People involved in car accidents need to do what has come naturally for many of them—take photos that can be instantly uploaded in any number of forums. These photos will be very important for these reasons:
- Many accidents are disputed as participants try to decide who was at fault. Very few people are willing to admit that they were at fault initially, and most car accident lawyers advise their clients to not make any statements about the incident and fault. Some accident scenes are clear-cut regarding fault, but many others are not. Photographic evidence is a powerful proof in a court of law, especially when the photos are clear and detailed.
- In many states, there are laws requiring cars that have been in accidents to be pulled off the road so that traffic is not obstructed. In other words, the accident scene can be compromised quite quickly. In this event, photos taken right after the accident might be the only evidence of what the scene looked like just after it occurred. In states with “steer and clear” laws, you are required to move your car out of the way of other vehicles. Photos take on an even great importance in such cases, especially if the two parties involved do not agree on what happened, a frequent occurrence when thousands of dollars are on the line. Snap a picture or five before you get back in your car and move it. Try to find the best angles to prove who hit whom.
- If you do not have a camera or a cell phone that takes photos (very rare these days), having witnesses take photos can accomplish two objectives for you. You can get the photos of the accident scene that you need, and you can enlist witnesses that also might help you if your case goes to court. Make arrangements to have the pictures sent to you and get the witnesses’ personal information in case you need their help at a later date. Most cell phones can send the photos to you instantaneously. The third-party, objective perspective will prove valuable in court, as photos are examined that were snapped randomly by someone who was not involved in the accident.
If you do not have a device that can take photos and no witnesses are around, look at the traffic light poles (especially at intersections), nearby gas stations and convenience stores and any other types of businesses that might have cameras rolling. These, too, can be a source of photographic evidence of what occurred.
Once you have fully exploited all possible sources of pictures, don’t forget to try and enlist as many witnesses as possible to help clarify what occurred, if your case reaches the court room.
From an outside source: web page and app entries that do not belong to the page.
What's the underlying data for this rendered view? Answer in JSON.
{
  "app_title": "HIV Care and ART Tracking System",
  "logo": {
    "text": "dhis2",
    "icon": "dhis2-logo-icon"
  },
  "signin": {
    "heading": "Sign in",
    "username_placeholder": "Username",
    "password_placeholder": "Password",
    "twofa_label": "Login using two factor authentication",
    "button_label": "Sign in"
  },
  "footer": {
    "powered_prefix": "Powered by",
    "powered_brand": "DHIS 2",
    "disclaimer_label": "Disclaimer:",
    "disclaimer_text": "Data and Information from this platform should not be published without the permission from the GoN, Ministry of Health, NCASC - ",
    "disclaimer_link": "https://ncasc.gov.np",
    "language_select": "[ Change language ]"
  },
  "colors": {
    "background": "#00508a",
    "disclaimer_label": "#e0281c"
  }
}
Even photos can be misleading or not tell the entire story. A photo plus a witness corroborating your testimony of innocence will pack a lot of punch in court.